→ Material for this exercise
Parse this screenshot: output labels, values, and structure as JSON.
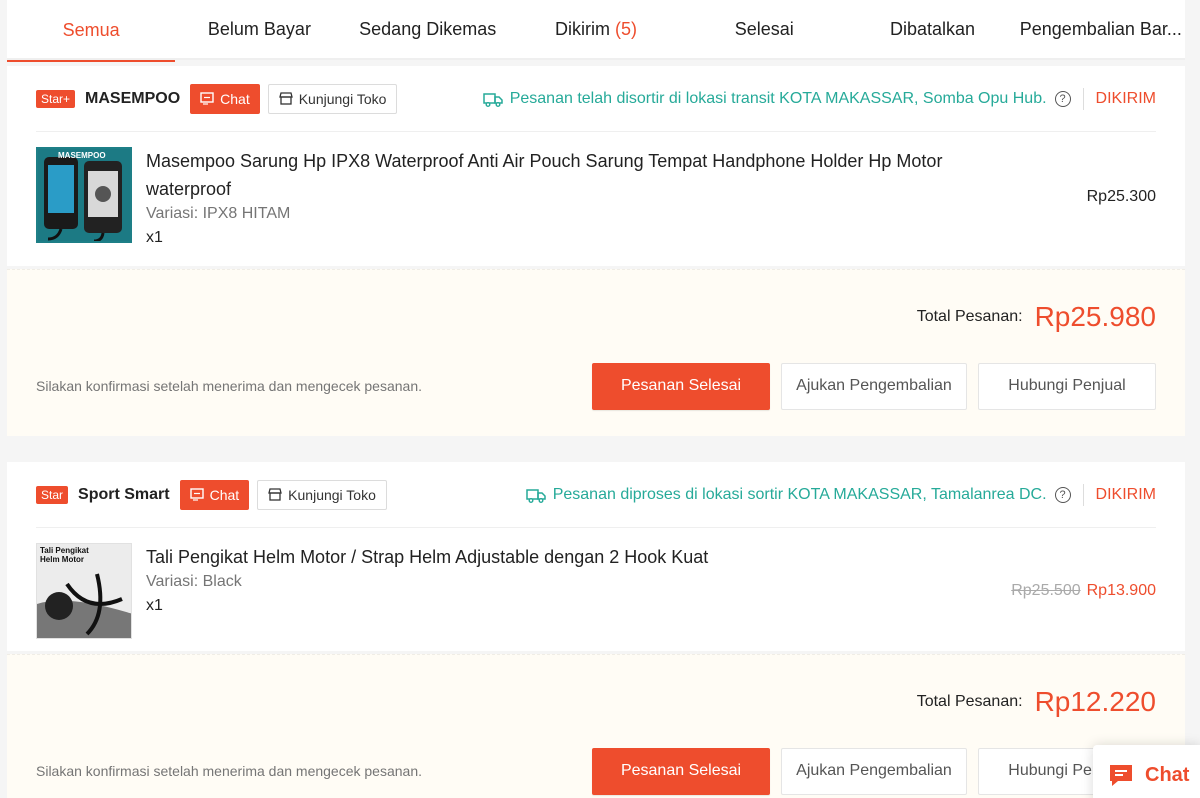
{
  "tabs": [
    {
      "label": "Semua",
      "active": true
    },
    {
      "label": "Belum Bayar"
    },
    {
      "label": "Sedang Dikemas"
    },
    {
      "label": "Dikirim",
      "count": "(5)"
    },
    {
      "label": "Selesai"
    },
    {
      "label": "Dibatalkan"
    },
    {
      "label": "Pengembalian Bar..."
    }
  ],
  "orders": [
    {
      "badge": "Star+",
      "shop_name": "MASEMPOO",
      "chat_label": "Chat",
      "visit_label": "Kunjungi Toko",
      "shipping_text": "Pesanan telah disortir di lokasi transit KOTA MAKASSAR, Somba Opu Hub.",
      "help_icon": "?",
      "status": "DIKIRIM",
      "product": {
        "name": "Masempoo Sarung Hp IPX8 Waterproof Anti Air Pouch Sarung Tempat Handphone Holder Hp Motor waterproof",
        "variation": "Variasi: IPX8 HITAM",
        "qty": "x1",
        "price": "Rp25.300",
        "thumb_label": "MASEMPOO"
      },
      "total_label": "Total Pesanan:",
      "total_value": "Rp25.980",
      "hint": "Silakan konfirmasi setelah menerima dan mengecek pesanan.",
      "btn_complete": "Pesanan Selesai",
      "btn_return": "Ajukan Pengembalian",
      "btn_contact": "Hubungi Penjual"
    },
    {
      "badge": "Star",
      "shop_name": "Sport Smart",
      "chat_label": "Chat",
      "visit_label": "Kunjungi Toko",
      "shipping_text": "Pesanan diproses di lokasi sortir KOTA MAKASSAR, Tamalanrea DC.",
      "help_icon": "?",
      "status": "DIKIRIM",
      "product": {
        "name": "Tali Pengikat Helm Motor / Strap Helm Adjustable dengan 2 Hook Kuat",
        "variation": "Variasi: Black",
        "qty": "x1",
        "price_old": "Rp25.500",
        "price": "Rp13.900",
        "thumb_label_1": "Tali Pengikat",
        "thumb_label_2": "Helm Motor"
      },
      "total_label": "Total Pesanan:",
      "total_value": "Rp12.220",
      "hint": "Silakan konfirmasi setelah menerima dan mengecek pesanan.",
      "btn_complete": "Pesanan Selesai",
      "btn_return": "Ajukan Pengembalian",
      "btn_contact": "Hubungi Penjual"
    }
  ],
  "floating_chat": {
    "label": "Chat"
  },
  "colors": {
    "accent": "#ee4d2d",
    "shipping": "#26aa99"
  }
}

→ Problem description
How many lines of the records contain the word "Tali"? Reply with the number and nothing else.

→ Your response
2